Australian Stereotypes & Voices
A stereotype is widely held and fixed simple idea about a group of people or something. A stereotype is a generalisation of something, its an uneducated assumption that is made. For example, a stereotype of Australians is that all Australians eat vegemite. Another stereotype of Australians is that all Australians live by the beach. However, while some people do live by the beach and some Australians do eat vegemite it doesn't mean that everyone does. While Australia has beautiful beaches and people have beachfront houses but it isn't possible that everyone can live by the beach, a large percentage people actually live inland. Also, vegemite is an Australian product and is very common in Australia however while a lot of people like vegemite and eat it, a large percentage dislike it and wont eat it.
Another issue concerned with stereotypes is that it can be very damaging to groups or individuals. A group of people that have damaging stereotypes associated with them is 'homeless people'. When seeing homeless people, humanity assumes the worst. People believe that someone is homeless due to drugs, alcohol or gambling, however this may not be the case. Many people are homeless due to poverty, divorce and child abuse. This can be damaging because it is harder for them to get a job or get help because assume the worst and believe that they are criminals or lazy and are not worth helping.

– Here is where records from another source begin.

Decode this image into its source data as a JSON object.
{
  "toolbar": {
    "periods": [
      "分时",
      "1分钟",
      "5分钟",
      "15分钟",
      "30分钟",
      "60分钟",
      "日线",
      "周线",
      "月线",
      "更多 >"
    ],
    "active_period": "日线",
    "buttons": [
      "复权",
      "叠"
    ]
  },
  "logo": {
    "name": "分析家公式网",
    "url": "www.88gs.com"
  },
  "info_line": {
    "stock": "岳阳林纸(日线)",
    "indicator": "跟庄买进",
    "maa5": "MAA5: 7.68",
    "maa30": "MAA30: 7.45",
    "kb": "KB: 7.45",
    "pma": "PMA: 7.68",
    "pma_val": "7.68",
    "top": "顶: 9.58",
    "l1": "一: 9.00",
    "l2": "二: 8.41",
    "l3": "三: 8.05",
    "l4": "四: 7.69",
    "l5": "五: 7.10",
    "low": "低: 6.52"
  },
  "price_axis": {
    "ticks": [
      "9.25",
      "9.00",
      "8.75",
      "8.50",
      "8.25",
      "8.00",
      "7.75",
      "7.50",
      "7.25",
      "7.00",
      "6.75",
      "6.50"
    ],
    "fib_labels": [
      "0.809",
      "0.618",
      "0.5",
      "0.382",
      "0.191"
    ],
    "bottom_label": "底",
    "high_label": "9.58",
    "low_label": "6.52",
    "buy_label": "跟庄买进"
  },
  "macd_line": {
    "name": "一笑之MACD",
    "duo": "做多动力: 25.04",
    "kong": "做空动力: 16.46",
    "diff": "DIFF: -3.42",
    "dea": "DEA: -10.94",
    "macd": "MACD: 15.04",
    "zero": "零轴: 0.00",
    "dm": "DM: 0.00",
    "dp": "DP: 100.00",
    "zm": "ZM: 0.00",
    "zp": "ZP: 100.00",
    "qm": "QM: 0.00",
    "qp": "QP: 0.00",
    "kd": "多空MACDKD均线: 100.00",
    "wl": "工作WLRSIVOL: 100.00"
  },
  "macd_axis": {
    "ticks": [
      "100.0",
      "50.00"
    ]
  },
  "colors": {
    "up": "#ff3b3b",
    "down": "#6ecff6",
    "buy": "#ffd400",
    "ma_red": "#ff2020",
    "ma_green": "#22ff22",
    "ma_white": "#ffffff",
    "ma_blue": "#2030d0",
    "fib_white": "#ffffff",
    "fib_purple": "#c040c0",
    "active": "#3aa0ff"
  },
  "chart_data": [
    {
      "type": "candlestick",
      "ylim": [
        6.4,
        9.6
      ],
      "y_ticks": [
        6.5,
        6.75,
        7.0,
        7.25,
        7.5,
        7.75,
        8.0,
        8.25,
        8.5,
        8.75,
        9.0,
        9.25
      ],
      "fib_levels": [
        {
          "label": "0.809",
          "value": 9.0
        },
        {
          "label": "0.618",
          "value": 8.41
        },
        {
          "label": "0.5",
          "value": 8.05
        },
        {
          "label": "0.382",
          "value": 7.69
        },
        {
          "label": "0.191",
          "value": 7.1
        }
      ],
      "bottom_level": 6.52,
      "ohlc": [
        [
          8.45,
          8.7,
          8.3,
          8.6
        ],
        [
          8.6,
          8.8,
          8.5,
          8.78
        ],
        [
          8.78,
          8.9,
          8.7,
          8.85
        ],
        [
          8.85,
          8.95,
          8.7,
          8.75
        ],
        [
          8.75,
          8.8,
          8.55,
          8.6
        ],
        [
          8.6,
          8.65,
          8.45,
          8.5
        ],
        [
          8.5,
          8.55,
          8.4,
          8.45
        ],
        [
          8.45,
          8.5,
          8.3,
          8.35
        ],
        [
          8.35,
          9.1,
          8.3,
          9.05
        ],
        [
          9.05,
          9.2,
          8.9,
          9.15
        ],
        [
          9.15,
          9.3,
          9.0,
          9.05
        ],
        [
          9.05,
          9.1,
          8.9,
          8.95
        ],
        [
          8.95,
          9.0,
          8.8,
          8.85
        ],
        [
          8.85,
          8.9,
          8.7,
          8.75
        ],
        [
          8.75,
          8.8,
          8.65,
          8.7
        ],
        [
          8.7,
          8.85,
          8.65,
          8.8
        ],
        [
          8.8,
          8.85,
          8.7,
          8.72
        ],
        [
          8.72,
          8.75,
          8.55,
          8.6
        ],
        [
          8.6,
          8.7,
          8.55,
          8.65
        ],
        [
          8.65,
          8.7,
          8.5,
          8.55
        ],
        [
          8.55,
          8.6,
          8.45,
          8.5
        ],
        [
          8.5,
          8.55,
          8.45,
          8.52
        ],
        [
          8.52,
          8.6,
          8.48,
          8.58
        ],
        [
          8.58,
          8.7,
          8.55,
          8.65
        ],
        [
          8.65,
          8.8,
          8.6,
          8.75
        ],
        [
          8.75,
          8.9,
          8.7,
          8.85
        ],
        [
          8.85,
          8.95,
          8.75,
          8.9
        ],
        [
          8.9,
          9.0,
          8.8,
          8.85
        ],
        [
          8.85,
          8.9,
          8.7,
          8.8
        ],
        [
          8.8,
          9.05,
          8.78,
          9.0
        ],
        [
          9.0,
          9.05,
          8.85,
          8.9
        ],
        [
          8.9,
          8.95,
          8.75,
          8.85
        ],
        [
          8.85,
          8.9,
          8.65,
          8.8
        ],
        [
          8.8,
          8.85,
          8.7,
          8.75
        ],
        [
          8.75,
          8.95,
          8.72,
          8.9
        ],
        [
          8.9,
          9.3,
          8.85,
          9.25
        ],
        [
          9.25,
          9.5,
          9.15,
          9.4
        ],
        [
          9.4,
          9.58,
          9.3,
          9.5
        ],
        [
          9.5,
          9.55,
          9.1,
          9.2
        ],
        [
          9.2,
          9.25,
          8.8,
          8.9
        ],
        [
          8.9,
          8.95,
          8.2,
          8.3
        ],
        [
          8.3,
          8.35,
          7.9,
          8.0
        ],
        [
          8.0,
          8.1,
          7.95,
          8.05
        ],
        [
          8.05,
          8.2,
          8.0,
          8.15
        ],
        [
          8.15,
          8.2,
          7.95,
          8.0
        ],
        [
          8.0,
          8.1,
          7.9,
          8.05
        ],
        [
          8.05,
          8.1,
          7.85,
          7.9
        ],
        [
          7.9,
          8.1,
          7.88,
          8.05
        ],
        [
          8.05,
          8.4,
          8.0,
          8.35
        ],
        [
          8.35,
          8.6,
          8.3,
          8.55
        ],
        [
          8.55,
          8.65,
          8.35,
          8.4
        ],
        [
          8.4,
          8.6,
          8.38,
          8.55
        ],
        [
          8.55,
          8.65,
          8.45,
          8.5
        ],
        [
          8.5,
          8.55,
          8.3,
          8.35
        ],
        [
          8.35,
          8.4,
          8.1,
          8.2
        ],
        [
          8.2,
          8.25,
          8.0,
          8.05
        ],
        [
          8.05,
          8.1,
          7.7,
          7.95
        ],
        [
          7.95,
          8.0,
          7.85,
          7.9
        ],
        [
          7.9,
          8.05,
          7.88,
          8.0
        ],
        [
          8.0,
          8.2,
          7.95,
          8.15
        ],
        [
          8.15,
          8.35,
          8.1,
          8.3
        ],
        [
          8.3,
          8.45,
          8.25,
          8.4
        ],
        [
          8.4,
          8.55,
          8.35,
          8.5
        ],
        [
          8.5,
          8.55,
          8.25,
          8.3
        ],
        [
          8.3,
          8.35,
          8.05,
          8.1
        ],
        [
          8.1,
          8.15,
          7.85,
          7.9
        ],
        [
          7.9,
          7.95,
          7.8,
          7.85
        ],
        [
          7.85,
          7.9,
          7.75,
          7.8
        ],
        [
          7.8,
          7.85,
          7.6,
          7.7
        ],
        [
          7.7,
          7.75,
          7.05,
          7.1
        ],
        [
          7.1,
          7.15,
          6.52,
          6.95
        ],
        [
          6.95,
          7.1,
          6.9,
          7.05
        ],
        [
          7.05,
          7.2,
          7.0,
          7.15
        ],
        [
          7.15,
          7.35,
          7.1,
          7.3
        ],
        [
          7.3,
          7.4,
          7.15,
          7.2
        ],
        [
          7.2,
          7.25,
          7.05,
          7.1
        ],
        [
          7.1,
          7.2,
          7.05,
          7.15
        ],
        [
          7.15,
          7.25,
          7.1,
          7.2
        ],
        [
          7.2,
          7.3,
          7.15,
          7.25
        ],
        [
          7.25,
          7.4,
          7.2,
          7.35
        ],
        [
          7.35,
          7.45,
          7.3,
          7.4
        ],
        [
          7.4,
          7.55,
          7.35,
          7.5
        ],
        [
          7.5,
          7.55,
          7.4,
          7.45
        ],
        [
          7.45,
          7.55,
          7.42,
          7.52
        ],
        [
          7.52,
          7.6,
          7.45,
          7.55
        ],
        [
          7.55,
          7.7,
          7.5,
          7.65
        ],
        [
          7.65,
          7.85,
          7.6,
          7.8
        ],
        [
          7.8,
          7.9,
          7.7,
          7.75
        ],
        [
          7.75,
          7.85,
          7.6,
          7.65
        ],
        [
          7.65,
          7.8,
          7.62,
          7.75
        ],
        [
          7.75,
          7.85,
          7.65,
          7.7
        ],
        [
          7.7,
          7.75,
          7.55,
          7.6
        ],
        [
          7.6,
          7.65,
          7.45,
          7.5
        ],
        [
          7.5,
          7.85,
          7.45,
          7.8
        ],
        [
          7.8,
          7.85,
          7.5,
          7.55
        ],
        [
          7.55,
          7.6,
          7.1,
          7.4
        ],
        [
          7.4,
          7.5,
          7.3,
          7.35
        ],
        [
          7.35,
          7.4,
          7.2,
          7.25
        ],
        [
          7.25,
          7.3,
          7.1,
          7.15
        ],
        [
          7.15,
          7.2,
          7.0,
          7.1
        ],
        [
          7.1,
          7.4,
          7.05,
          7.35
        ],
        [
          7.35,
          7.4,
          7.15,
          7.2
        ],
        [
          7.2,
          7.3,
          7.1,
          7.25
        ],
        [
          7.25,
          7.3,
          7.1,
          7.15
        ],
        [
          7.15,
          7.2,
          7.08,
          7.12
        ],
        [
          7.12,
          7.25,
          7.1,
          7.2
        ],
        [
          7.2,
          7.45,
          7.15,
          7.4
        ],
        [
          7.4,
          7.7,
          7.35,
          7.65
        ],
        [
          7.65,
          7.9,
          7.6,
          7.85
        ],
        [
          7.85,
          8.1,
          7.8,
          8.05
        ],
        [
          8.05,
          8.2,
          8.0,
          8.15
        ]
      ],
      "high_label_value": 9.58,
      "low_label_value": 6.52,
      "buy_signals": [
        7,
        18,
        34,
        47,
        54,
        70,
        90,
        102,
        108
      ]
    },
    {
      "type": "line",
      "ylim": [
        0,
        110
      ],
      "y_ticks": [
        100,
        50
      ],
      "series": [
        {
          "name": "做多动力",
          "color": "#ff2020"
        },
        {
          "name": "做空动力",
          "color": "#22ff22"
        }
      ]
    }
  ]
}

In Australia there is 3 main different accents. These three accents are:
- Cultivated Australian Accent: Spoken by 10% of the population. Usually used by women wanting to portray a feminine and sophisticated image. People who use this accent generally do this to seem more important or to have more power.
- General Australian Accent: Spoken by 80% of the population. This accent is a mix between cultivated and broad Australian accent.
- Broad Australian Accent: Spoken by 10% of the population. It is generally associated with Australian masculinity. The accent has a great deal of cultural credibility, however is not generally spoken by women.
I believe that I have a general Australian accent. In a way I believe that it shows that I am a typical Australian.